4 min read

Understanding Rest APIs

It seems to be only the beginning of the API revolution! The path of humanity drives towards the API's architecture...you can learn any language or tool, but this is one of those few specialties that will guarantee you a well paid job for the next 60 years, So get comfortable with REST API. :)

What is an API?


An API is the middleman of most modern applications. API stands for: Application Programming Interface. Let’s break it down by looking at each of its parts:

ApplicationProgrammingInterface
If you have a smartphone, you are well acquainted with what applications are (the tools, games, social networks and other software that we use everyday).Programming is how engineers create all of the software that make our lives so much easier.An interface is a common boundary shared by two applications or programs that allow both to communicate with one another.

☝Essentially, an API is a way for programmers to communicate with a particular application.

This is the API for using a Phone:

Every API is comprised of 3 main components: (1) The functions/methods that you have available to use, (2) The format for the communication, and, (3) The data (and types of data) that it will manipulate. For example, any phone in the world will have the following API:

Functions/Methods:Communication format
Make a call
Hangup a call
Talk to the operator
Dial something on the keypad
Noise (sounds)! There is a sound for everything (even on modern phones). You hear a tone when you are about to make a call, when pressing any key, etc. The phone system listens to the changes of the tone of the noise.

What about a Web Application?

The API methods of a web application depend entirely on the purpose/business of the website:

  • If you are building the API for a product like Uber, some of your methods will be: Signup, Request a trip, Rate a driver, Cancel a trip, etc.
  • If you are building an API for something like AirBnB, some of your methods will be: Book listing, Search for listing, Cancel trip, etc.

The REST standard


There are dozens of ways of creating an API, but the REST standard has come to rule them all. If you are serious about being a web developer, you have to be very comfortable with REST.

REST works over HTTP – that means that everything is text based.
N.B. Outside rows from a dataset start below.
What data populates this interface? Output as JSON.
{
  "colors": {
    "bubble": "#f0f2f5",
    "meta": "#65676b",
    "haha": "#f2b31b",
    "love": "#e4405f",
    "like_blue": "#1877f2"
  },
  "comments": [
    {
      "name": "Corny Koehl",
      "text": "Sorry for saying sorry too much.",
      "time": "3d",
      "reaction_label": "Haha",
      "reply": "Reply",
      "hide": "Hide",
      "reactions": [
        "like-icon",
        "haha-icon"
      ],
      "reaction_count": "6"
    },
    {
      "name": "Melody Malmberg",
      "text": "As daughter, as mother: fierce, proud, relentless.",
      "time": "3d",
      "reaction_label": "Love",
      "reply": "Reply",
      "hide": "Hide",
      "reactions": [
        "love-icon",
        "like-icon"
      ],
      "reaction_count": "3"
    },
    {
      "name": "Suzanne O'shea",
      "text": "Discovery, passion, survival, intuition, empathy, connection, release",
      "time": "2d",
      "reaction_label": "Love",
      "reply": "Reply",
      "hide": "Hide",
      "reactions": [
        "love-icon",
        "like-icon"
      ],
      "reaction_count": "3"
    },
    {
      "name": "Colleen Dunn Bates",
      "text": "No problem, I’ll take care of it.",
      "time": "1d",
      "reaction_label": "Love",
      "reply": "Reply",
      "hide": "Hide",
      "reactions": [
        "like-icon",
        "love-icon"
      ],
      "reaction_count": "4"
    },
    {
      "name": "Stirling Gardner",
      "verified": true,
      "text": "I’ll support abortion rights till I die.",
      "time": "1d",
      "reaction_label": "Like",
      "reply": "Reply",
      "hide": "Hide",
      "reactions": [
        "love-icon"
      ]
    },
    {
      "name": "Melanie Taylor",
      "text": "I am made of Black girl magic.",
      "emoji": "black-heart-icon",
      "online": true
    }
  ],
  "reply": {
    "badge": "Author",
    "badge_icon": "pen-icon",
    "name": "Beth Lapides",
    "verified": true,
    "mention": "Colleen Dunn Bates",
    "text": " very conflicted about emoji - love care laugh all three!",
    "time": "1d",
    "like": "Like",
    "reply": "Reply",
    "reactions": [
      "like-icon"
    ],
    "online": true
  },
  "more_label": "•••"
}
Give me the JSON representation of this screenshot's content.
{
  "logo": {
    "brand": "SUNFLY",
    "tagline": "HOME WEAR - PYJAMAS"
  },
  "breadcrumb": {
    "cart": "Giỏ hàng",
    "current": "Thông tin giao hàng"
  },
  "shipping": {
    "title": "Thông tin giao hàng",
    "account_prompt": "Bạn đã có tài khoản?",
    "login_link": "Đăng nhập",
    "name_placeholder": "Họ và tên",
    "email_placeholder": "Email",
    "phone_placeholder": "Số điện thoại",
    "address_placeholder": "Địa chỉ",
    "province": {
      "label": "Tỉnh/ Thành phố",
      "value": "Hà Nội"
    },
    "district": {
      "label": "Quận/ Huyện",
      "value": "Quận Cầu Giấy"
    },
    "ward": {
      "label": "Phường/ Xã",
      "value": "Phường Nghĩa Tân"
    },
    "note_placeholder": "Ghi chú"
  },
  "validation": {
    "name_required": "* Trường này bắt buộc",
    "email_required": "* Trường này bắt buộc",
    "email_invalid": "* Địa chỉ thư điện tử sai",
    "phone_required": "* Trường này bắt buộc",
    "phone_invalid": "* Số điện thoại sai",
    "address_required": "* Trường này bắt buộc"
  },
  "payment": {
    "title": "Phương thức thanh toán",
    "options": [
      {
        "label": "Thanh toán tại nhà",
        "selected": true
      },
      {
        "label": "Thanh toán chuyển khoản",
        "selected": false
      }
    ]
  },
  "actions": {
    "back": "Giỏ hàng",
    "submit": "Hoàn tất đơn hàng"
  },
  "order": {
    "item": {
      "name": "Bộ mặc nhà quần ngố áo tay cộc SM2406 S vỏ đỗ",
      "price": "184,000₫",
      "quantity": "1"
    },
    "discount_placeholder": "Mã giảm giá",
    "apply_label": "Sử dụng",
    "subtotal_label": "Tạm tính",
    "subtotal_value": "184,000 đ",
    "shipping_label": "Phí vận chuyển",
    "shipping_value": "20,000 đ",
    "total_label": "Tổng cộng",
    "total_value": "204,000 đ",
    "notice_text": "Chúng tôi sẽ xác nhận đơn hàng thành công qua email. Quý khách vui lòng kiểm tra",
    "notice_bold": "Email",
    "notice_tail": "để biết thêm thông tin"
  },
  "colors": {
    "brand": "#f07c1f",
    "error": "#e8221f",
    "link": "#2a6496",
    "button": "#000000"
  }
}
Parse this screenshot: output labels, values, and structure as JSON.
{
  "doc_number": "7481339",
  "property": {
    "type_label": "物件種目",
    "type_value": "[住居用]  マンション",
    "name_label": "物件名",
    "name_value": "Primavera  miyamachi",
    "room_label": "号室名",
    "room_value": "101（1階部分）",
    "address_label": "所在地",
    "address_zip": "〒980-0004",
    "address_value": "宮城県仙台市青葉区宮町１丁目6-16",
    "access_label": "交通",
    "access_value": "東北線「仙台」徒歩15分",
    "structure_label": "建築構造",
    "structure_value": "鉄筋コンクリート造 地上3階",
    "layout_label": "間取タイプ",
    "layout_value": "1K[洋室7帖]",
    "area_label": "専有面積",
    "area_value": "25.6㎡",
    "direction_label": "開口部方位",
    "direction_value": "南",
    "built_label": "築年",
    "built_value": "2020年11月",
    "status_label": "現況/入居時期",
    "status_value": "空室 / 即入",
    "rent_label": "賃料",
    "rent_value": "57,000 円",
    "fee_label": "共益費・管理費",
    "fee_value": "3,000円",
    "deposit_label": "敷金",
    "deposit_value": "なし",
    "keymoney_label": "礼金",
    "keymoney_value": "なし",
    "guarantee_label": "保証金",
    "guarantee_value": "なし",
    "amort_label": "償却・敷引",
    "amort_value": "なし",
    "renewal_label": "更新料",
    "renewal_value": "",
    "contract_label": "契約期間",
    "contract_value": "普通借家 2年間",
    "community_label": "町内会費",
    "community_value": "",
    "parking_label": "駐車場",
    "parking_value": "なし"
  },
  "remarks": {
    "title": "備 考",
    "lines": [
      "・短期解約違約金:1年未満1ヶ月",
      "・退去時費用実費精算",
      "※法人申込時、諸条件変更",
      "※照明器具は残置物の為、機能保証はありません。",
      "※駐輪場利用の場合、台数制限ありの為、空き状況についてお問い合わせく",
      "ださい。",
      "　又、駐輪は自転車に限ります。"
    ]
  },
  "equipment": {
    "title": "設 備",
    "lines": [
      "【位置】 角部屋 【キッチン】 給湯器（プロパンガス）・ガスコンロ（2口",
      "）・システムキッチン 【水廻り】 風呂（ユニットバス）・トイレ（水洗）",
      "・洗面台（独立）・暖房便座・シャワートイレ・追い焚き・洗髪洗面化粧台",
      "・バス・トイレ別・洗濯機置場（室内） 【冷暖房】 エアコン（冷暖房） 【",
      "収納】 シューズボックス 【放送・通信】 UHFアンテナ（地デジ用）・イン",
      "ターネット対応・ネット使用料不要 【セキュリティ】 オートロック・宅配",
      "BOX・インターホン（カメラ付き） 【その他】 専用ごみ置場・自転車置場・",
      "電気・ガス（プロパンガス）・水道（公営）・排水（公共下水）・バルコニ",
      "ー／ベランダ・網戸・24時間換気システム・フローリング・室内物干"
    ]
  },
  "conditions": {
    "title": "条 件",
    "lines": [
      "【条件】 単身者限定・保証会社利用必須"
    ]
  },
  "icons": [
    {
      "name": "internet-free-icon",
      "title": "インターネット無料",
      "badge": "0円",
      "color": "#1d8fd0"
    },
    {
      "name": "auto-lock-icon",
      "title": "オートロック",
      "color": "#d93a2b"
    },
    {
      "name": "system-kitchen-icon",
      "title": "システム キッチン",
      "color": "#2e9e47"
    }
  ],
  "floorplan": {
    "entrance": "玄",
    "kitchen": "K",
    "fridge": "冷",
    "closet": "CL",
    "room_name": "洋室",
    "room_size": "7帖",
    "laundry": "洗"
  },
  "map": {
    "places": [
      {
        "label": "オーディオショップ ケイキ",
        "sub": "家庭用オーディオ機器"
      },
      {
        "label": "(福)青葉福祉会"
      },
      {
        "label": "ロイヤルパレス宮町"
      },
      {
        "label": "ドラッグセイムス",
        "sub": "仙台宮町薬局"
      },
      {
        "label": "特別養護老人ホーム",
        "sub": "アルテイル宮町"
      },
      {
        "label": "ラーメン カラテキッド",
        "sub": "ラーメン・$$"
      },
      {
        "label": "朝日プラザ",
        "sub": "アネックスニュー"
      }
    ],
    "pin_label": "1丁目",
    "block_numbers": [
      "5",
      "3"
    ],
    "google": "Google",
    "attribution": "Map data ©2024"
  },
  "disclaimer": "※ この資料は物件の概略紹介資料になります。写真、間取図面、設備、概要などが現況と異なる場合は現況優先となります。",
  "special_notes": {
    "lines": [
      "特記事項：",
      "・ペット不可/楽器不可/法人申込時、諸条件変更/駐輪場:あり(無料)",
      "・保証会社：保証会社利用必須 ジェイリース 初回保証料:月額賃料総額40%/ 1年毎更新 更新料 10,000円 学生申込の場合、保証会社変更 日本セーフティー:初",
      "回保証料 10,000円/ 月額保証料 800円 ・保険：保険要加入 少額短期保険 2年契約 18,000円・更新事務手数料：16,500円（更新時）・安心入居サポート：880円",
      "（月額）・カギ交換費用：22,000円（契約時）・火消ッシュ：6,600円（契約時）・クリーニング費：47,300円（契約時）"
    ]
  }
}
It uses the famous GET, POST, PUT and DELETE commands to classify the API methods.

MethodMethod
GETUsed to read state from the server. Being a safe operation, it can be executed multiple times without risk of data modification or corruption – calling it once has the same effect as calling it ten times.
POSTThe REST purists use post only for creation. That means that every-time you POST something into an API, you will be creating a new record in the database for that. Some API’s use POST for all the writing operations (delete, update and create). They do so because PUT and DELETE are not available in HTML/Forms and that makes those methods harder to use.
PUTThis is most used to update state on the server; although it can also be used to create state.
DELETEUsed to delete data on the server

Response Status Codes

The HTTP status codes provide metadata in the response to the state of the requested resources. They are part of what makes the Web a platform for building distributed systems. They are divided into the following categories:

  • 1xx – Metadata
  • 2xx – Everything is fine
  • 3xx – Redirection
  • 4xx – Client did something wrong
  • 5xx – Server did something wrong

URIs (Uniform Resource Identifiers)

URIs differentiate one resource from another. To access and manipulate a resource, it needs to have at least one address.

They are composed of a protocol + host + path. E.g: https://api.uber.com/v1.2/products

Clients should not be coupled to particular resource URIs as they can be changed at the server’s discretion. This is where hypermedia has the greatest advantages, as it offers a way to decouple clients from specific URIs and add semantics to the application protocol.

Here are some Twitter API URI’s:

Resources

A resource is an abstract representation of an object that can be invoked using Create, Read, Update or Delete with your API, for example:

  • If you are building the API of an e-learning application, resources could include: a student, a course, a class, a topic, a teacher.

  • If you are building an e-Commerce API, they could be: Product, Category, Order, Client, Purchase, etc.

Resources represent the documents being transferred across the network to get work done. Resources should be named as nouns, as they represent concepts in the domain of a particular system and are identified using URIs.

Further reading:

ReadTheDocs(https://restful-api-design.readthedocs.io/en/latest/resources.html) RESTfulAPI.net(https://restfulapi.net/)